Many parents have a hard time disciplining their children. Laying down the law doesn’t come easy to all of us. Some find it so hard that they even risk their child’s health. Check it.Current research from Harvard University shows that many parents of overweight or obese children lacked confidence in implementing and enforcing various lifestyle behaviors that could help their children improve their health. When it came to laying down the law with regard to limiting television viewing, removing TV from children’s bedrooms, cutting back on fast food, reducing intake of sugary drinks, increasing physical activity, and improving the family’s overall eating habits, the parents studied scored pretty poorly in the confidence category. What this means is that these parents (446 surveyed) were unable to satisfactorily push their children to do the right thing.
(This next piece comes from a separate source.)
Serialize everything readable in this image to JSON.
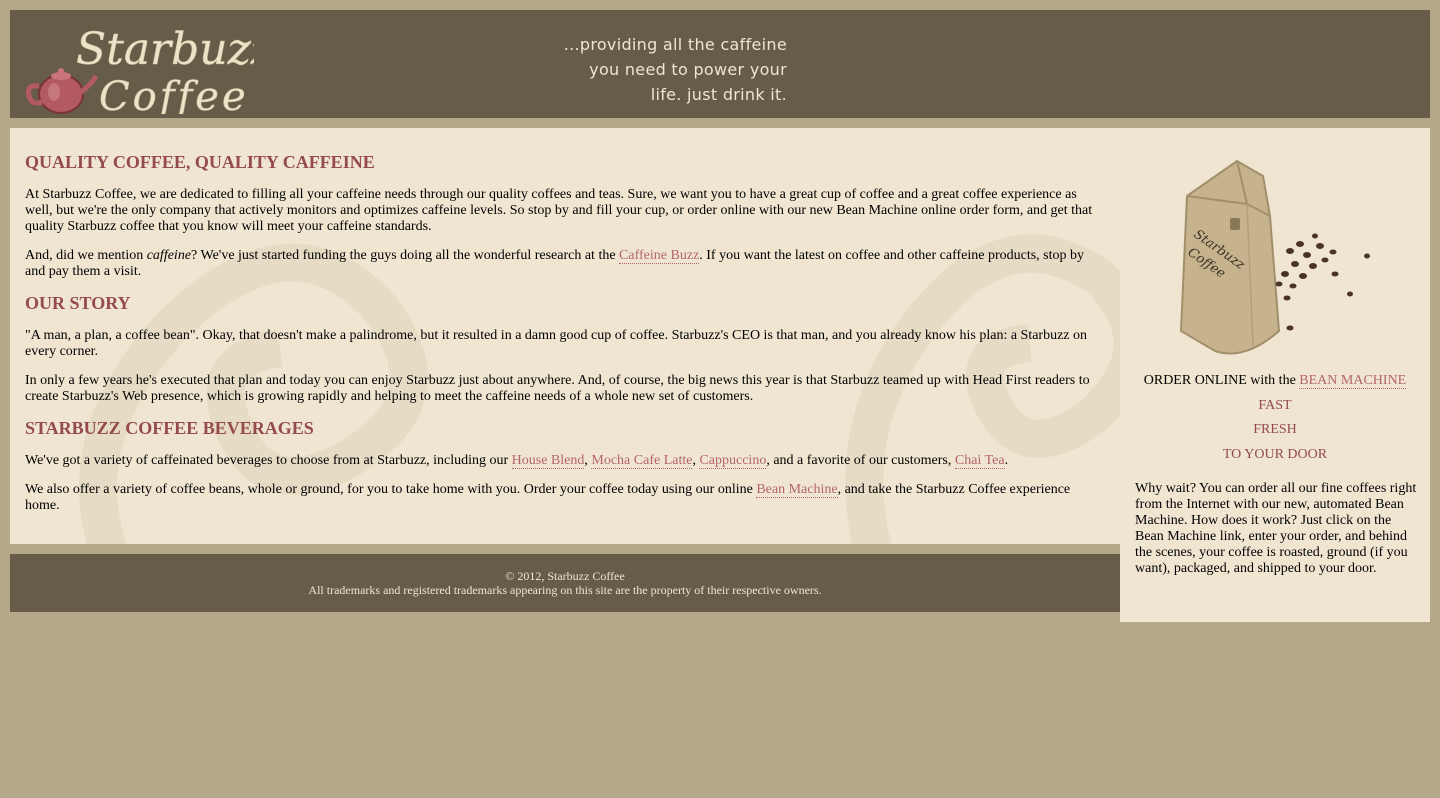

I know it’s not always easy getting the kids to do what they should be doing–lord, I’ve got two champion tantrum throwers myself; and, of course, not everybody is as hard-assed as I am. But here are some tips that might just help some parents get their children to make a change:
- Have a strategy–going in blind is a sure way to fail.
- Start slowly–making drastic changes will create resentment and possibly a revolt.
- Have your child list all the television programs he or she watches regularly. Have them pick two or three, and let them know they’ve got to dump the rest.
- Choose a reasonable amount of time you will allow your children to watch T.V. weekly (I personally think 9-12 hours is fair to generous–one hour per night during the week, and two hours each on Saturday and Sunday).
- No T.V. in the bedroom, period. Same with internet–sorry–too easy to watch via web.
- Once their allotted time is up. (Click) Shut off the tube, and remove the remote.
- Set aside time for the whole family to be together for reading or talking. If you don’t like to read, better start–kids do as their parents do.
- Expect pissin’, moanin’ and grumblin’–stay strong, it’ll pass.
I realize that the age of one’s children will impact the success of this type of plan. No doubt, teens who have developed bad habits will be tough to break, but you’ve got to try anyhow. It’s why I always say, “Start early.” The younger the kids are when you develop habits, the easier it is to influence and form them. Hate to say it, but it might turn out that the only families able to successfully implement this type of regimen might be the ones with youngsters. Nevertheless, I’d try anyway if I were you. Can’t hurt.
Check in tomorrow for tips on how to get your family’s eating habits up to par. For sure, T.V. can be fun; but as a regular habit for kids, it’s as damaging as they come.